Thousands of Michigan residents were forced to flee their homes in the middle of the coronavirus pandemic when a dam failed Tuesday, flooding homes downstream with as much as nine feet of water. On Wednesday, Gov. Gretchen Whitmer promised that the state would "pursue every line of legal recourse" against those responsible, the Washington Post reports. State officials say that in addition to historic rainfall, deferred maintenance at Edenville Dam is to blame. The AP reports the hydroelectric dam, owned by Boyce Hydro Power LLC, had a history of safety violations over the entire 14-year course of time the company was authorized to operate the dam. In 2018, federal regulators had even revoked the dam's license.
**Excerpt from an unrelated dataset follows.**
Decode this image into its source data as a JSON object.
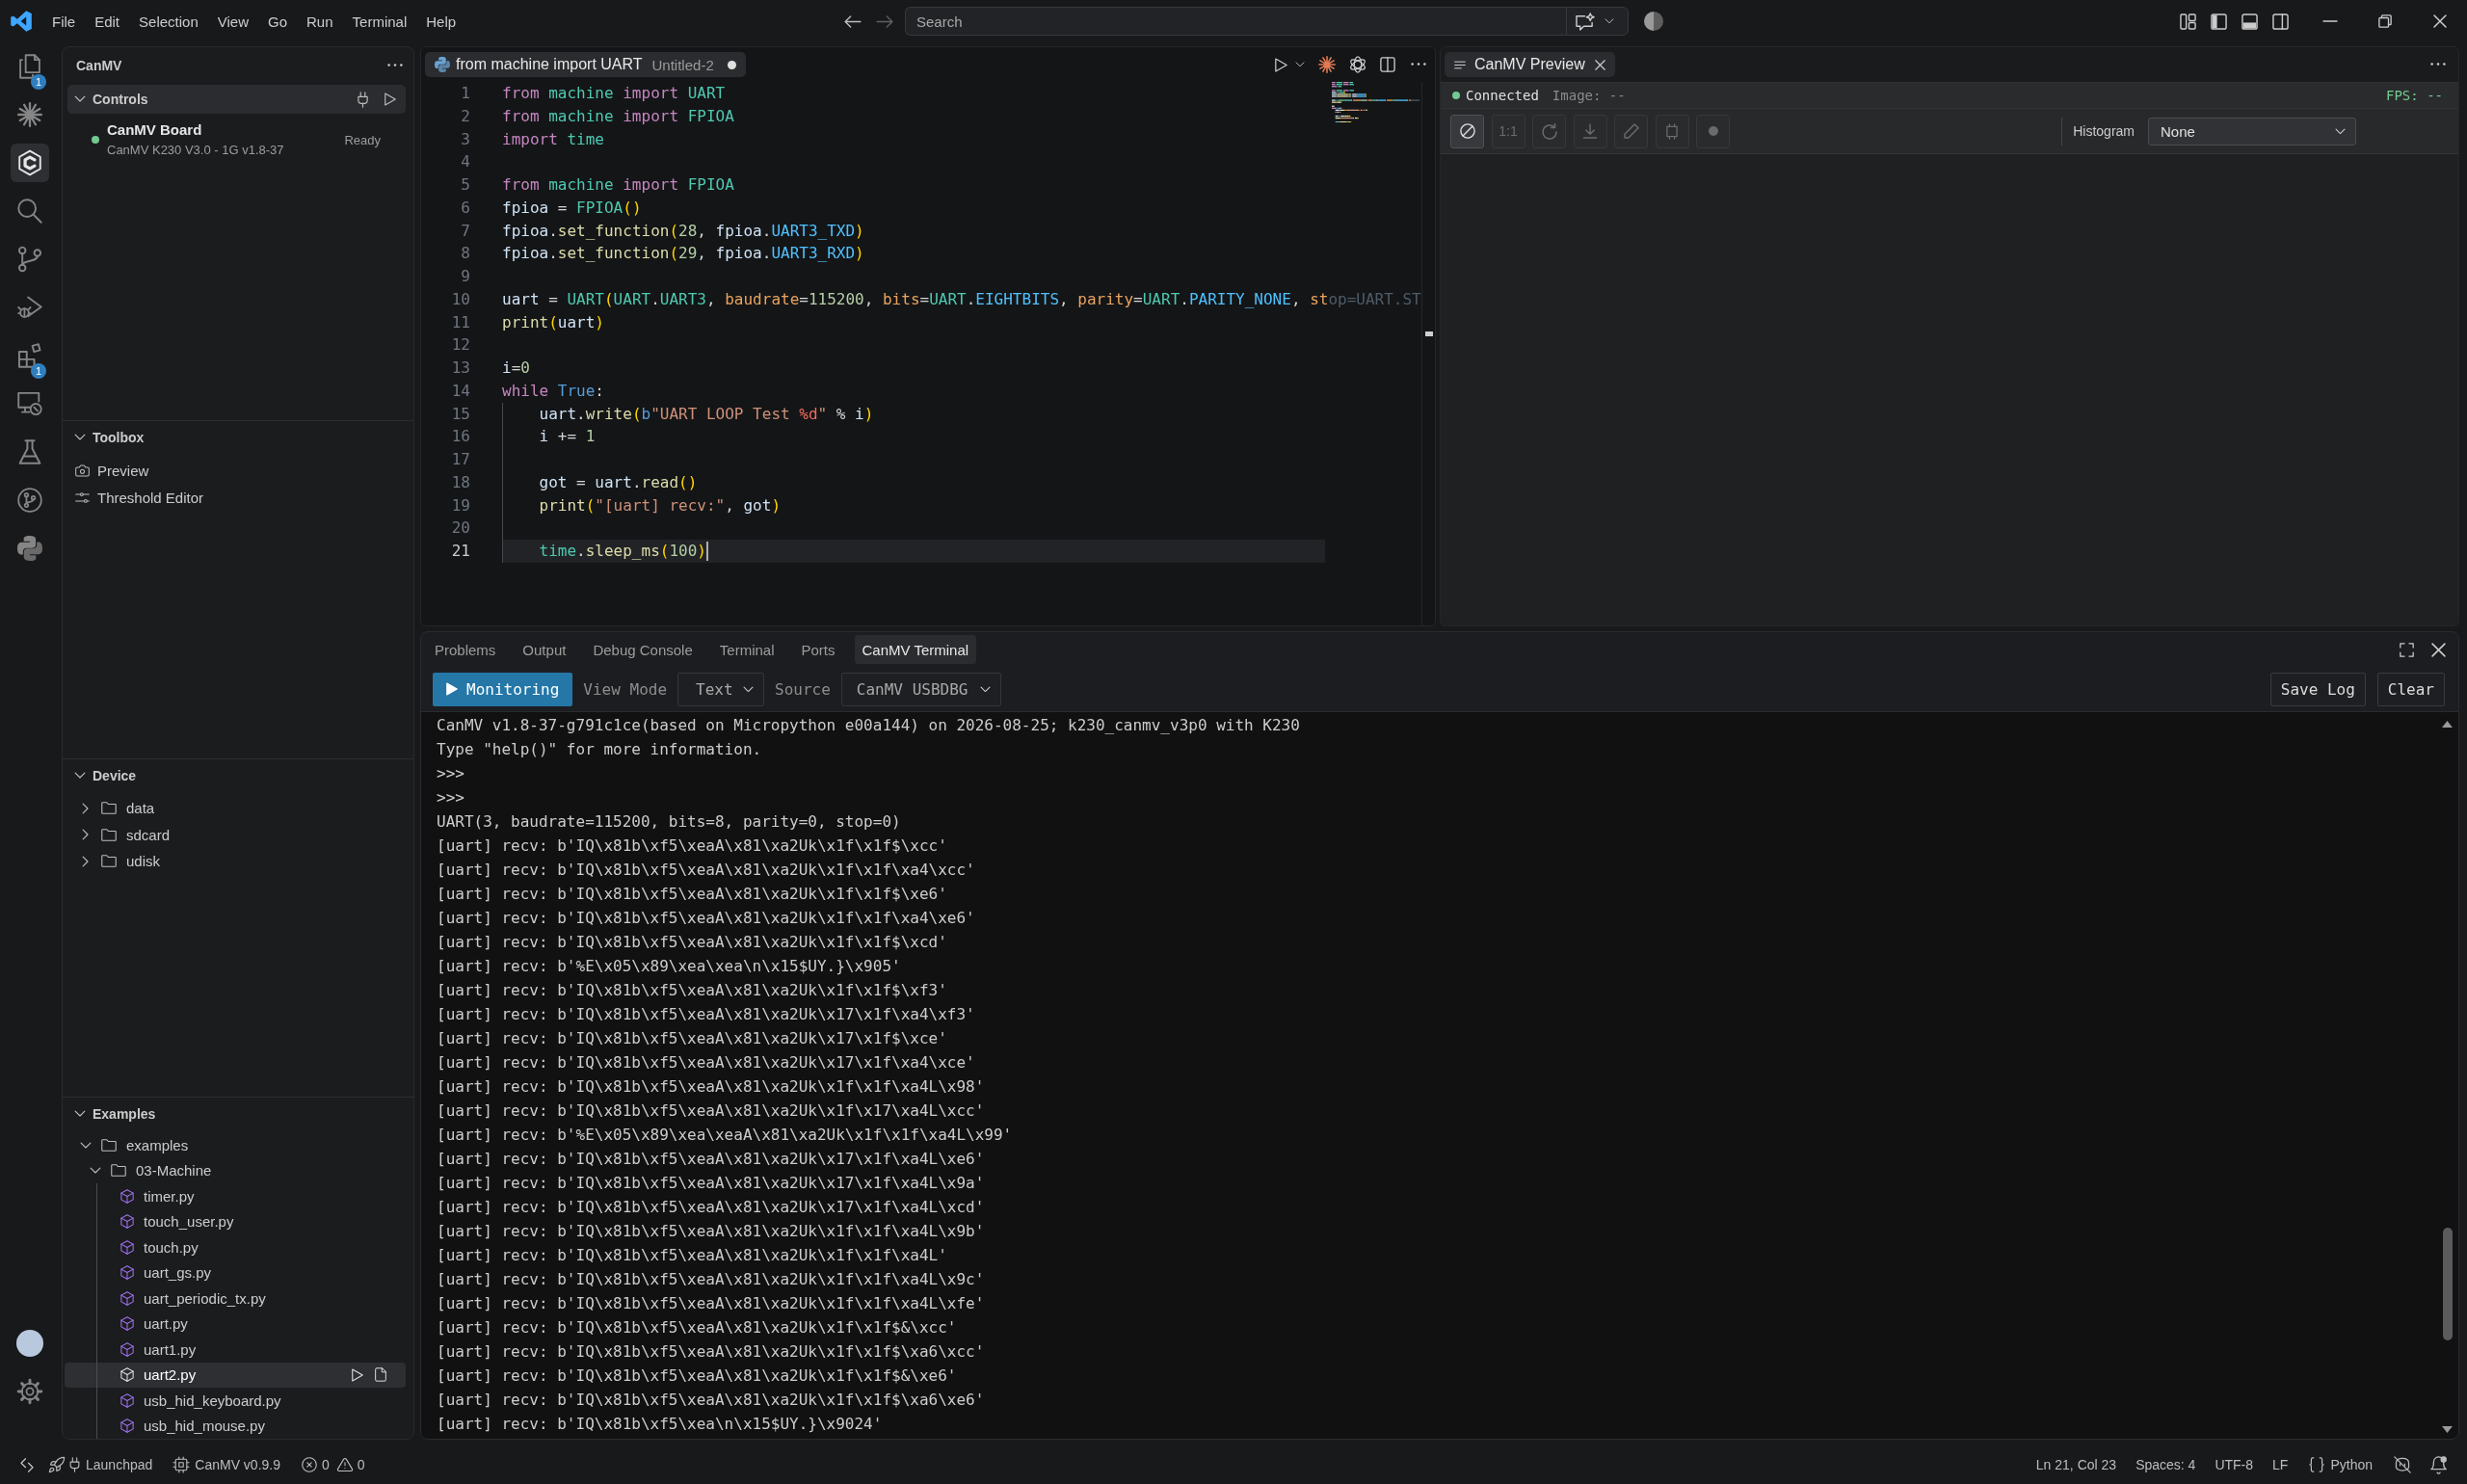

Regulators had warned the dam on the Tobacco and Tittabawassee rivers, about 140 miles north of Detroit, had insufficient spillway capacity and might not be able to prevent flooding during severe weather conditions. "This incredible damage requires that we hold people responsible," Whitmer said Wednesday. "The initial readout is that this was a known problem for a while, and that’s why it’s important that we do our due diligence and that we take our action as merited." The Federal Energy Regulatory Commission will also investigate. The floodwaters are now threatening a Dow Chemical Superfund site. However, no injuries or fatalities have been reported from the flooding. (Read more Michigan stories.)